» **WHAT TO DO**
Gather each line of the entries below that includes "Community".

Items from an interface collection
+===+
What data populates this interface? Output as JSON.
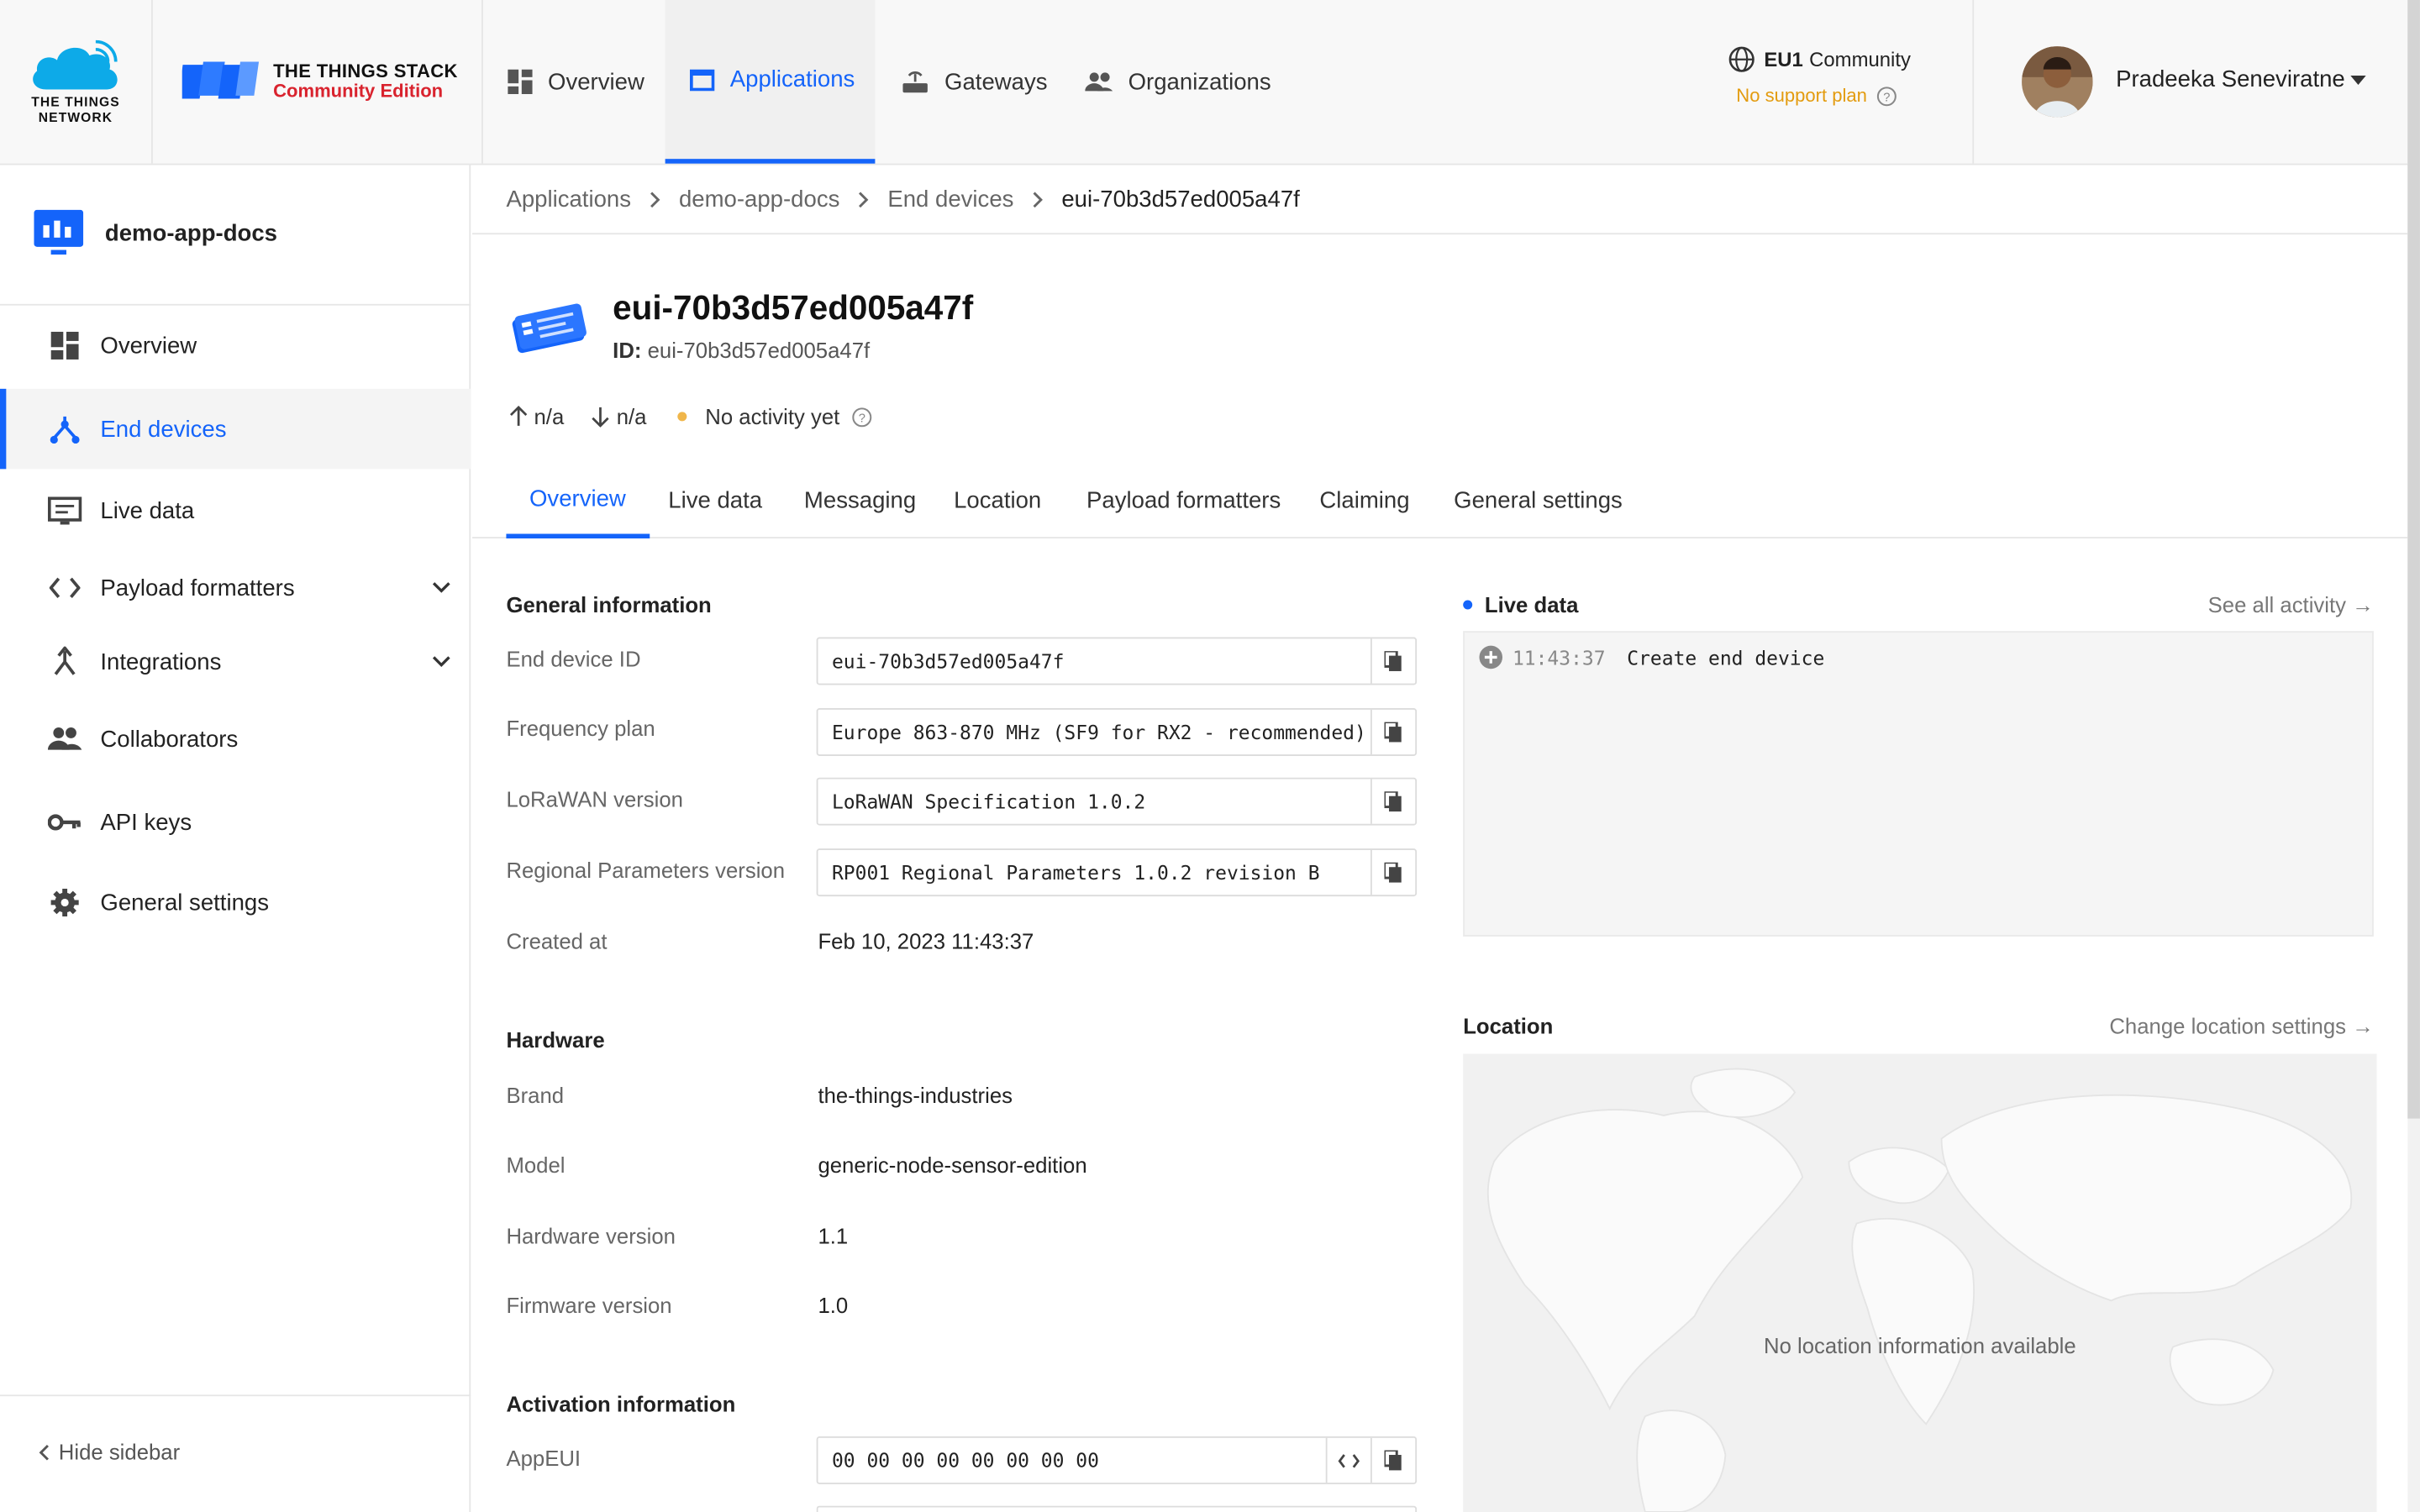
{
  "header": {
    "ttn_logo_text": "THE THINGS\nNETWORK",
    "tts_name": "THE THINGS STACK",
    "tts_edition": "Community Edition",
    "nav": [
      {
        "label": "Overview",
        "icon": "overview-grid-icon"
      },
      {
        "label": "Applications",
        "icon": "application-window-icon",
        "active": true
      },
      {
        "label": "Gateways",
        "icon": "gateway-router-icon"
      },
      {
        "label": "Organizations",
        "icon": "organization-people-icon"
      }
    ],
    "cluster": {
      "region": "EU1",
      "label": "Community",
      "support": "No support plan"
    },
    "user": {
      "name": "Pradeeka Seneviratne"
    }
  },
  "sidebar": {
    "app_name": "demo-app-docs",
    "items": [
      {
        "label": "Overview",
        "icon": "overview-grid-icon"
      },
      {
        "label": "End devices",
        "icon": "end-devices-icon",
        "active": true
      },
      {
        "label": "Live data",
        "icon": "live-data-icon"
      },
      {
        "label": "Payload formatters",
        "icon": "code-icon",
        "expandable": true
      },
      {
        "label": "Integrations",
        "icon": "integrations-icon",
        "expandable": true
      },
      {
        "label": "Collaborators",
        "icon": "collaborators-icon"
      },
      {
        "label": "API keys",
        "icon": "key-icon"
      },
      {
        "label": "General settings",
        "icon": "gear-icon"
      }
    ],
    "hide_label": "Hide sidebar"
  },
  "breadcrumb": [
    "Applications",
    "demo-app-docs",
    "End devices",
    "eui-70b3d57ed005a47f"
  ],
  "device": {
    "title": "eui-70b3d57ed005a47f",
    "id_label": "ID:",
    "id_value": "eui-70b3d57ed005a47f",
    "uplink": "n/a",
    "downlink": "n/a",
    "activity": "No activity yet"
  },
  "tabs": [
    "Overview",
    "Live data",
    "Messaging",
    "Location",
    "Payload formatters",
    "Claiming",
    "General settings"
  ],
  "general": {
    "title": "General information",
    "end_device_id_label": "End device ID",
    "end_device_id": "eui-70b3d57ed005a47f",
    "frequency_plan_label": "Frequency plan",
    "frequency_plan": "Europe 863-870 MHz (SF9 for RX2 - recommended)",
    "lorawan_version_label": "LoRaWAN version",
    "lorawan_version": "LoRaWAN Specification 1.0.2",
    "regional_label": "Regional Parameters version",
    "regional": "RP001 Regional Parameters 1.0.2 revision B",
    "created_label": "Created at",
    "created": "Feb 10, 2023 11:43:37"
  },
  "hardware": {
    "title": "Hardware",
    "brand_label": "Brand",
    "brand": "the-things-industries",
    "model_label": "Model",
    "model": "generic-node-sensor-edition",
    "hw_label": "Hardware version",
    "hw": "1.1",
    "fw_label": "Firmware version",
    "fw": "1.0"
  },
  "activation": {
    "title": "Activation information",
    "appeui_label": "AppEUI",
    "appeui": "00 00 00 00 00 00 00 00"
  },
  "live": {
    "title": "Live data",
    "see_all": "See all activity →",
    "event_time": "11:43:37",
    "event_msg": "Create end device"
  },
  "location": {
    "title": "Location",
    "change": "Change location settings →",
    "empty": "No location information available"
  },
  "colors": {
    "accent": "#1464fa",
    "warning": "#e39b0e",
    "brand_red": "#d9232e"
  }
}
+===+
» **YOUR SOLUTION**
    "tts_edition": "Community Edition",
      "label": "Community",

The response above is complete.